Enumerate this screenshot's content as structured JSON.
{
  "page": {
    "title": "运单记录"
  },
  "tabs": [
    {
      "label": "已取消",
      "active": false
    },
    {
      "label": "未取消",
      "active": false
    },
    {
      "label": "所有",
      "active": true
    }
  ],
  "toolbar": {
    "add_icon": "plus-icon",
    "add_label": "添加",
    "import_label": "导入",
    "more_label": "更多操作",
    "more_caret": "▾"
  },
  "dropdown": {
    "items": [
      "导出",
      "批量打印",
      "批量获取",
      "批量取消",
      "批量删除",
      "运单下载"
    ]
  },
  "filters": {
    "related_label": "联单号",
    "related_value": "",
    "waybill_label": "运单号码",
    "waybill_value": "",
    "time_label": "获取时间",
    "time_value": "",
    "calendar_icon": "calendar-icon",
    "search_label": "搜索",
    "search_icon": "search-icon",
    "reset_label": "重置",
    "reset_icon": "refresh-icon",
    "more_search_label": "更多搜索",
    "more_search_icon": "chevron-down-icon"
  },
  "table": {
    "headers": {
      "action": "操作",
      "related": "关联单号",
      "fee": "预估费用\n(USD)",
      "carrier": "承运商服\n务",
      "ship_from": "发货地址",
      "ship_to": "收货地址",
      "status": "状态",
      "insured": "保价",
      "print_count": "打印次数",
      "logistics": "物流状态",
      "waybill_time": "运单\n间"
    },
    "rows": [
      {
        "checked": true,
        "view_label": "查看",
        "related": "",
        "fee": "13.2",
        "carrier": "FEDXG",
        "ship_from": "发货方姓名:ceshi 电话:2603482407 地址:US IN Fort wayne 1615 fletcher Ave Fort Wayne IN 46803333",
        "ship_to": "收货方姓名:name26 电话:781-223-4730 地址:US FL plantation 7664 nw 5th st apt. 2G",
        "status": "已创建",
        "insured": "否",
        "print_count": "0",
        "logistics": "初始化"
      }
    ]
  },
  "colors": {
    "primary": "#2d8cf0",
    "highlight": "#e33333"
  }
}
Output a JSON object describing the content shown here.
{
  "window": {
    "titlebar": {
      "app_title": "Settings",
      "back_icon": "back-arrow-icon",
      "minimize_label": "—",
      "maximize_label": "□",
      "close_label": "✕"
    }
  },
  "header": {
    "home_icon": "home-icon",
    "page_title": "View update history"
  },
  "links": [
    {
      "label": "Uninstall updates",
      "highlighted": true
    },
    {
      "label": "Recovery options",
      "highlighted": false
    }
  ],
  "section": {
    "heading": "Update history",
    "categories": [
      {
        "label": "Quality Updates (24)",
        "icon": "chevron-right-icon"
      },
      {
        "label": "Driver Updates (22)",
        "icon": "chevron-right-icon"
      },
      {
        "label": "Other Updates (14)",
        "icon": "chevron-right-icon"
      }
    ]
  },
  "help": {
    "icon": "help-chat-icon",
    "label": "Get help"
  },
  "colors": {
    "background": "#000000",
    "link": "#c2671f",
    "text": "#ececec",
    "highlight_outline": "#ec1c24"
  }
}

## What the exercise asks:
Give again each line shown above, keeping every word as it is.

## Solution to this exercise:
Enumerate this screenshot's content as structured JSON.
{
  "page": {
    "title": "运单记录"
  },
  "tabs": [
    {
      "label": "已取消",
      "active": false
    },
    {
      "label": "未取消",
      "active": false
    },
    {
      "label": "所有",
      "active": true
    }
  ],
  "toolbar": {
    "add_icon": "plus-icon",
    "add_label": "添加",
    "import_label": "导入",
    "more_label": "更多操作",
    "more_caret": "▾"
  },
  "dropdown": {
    "items": [
      "导出",
      "批量打印",
      "批量获取",
      "批量取消",
      "批量删除",
      "运单下载"
    ]
  },
  "filters": {
    "related_label": "联单号",
    "related_value": "",
    "waybill_label": "运单号码",
    "waybill_value": "",
    "time_label": "获取时间",
    "time_value": "",
    "calendar_icon": "calendar-icon",
    "search_label": "搜索",
    "search_icon": "search-icon",
    "reset_label": "重置",
    "reset_icon": "refresh-icon",
    "more_search_label": "更多搜索",
    "more_search_icon": "chevron-down-icon"
  },
  "table": {
    "headers": {
      "action": "操作",
      "related": "关联单号",
      "fee": "预估费用\n(USD)",
      "carrier": "承运商服\n务",
      "ship_from": "发货地址",
      "ship_to": "收货地址",
      "status": "状态",
      "insured": "保价",
      "print_count": "打印次数",
      "logistics": "物流状态",
      "waybill_time": "运单\n间"
    },
    "rows": [
      {
        "checked": true,
        "view_label": "查看",
        "related": "",
        "fee": "13.2",
        "carrier": "FEDXG",
        "ship_from": "发货方姓名:ceshi 电话:2603482407 地址:US IN Fort wayne 1615 fletcher Ave Fort Wayne IN 46803333",
        "ship_to": "收货方姓名:name26 电话:781-223-4730 地址:US FL plantation 7664 nw 5th st apt. 2G",
        "status": "已创建",
        "insured": "否",
        "print_count": "0",
        "logistics": "初始化"
      }
    ]
  },
  "colors": {
    "primary": "#2d8cf0",
    "highlight": "#e33333"
  }
}
Output a JSON object describing the content shown here.
{
  "window": {
    "titlebar": {
      "app_title": "Settings",
      "back_icon": "back-arrow-icon",
      "minimize_label": "—",
      "maximize_label": "□",
      "close_label": "✕"
    }
  },
  "header": {
    "home_icon": "home-icon",
    "page_title": "View update history"
  },
  "links": [
    {
      "label": "Uninstall updates",
      "highlighted": true
    },
    {
      "label": "Recovery options",
      "highlighted": false
    }
  ],
  "section": {
    "heading": "Update history",
    "categories": [
      {
        "label": "Quality Updates (24)",
        "icon": "chevron-right-icon"
      },
      {
        "label": "Driver Updates (22)",
        "icon": "chevron-right-icon"
      },
      {
        "label": "Other Updates (14)",
        "icon": "chevron-right-icon"
      }
    ]
  },
  "help": {
    "icon": "help-chat-icon",
    "label": "Get help"
  },
  "colors": {
    "background": "#000000",
    "link": "#c2671f",
    "text": "#ececec",
    "highlight_outline": "#ec1c24"
  }
}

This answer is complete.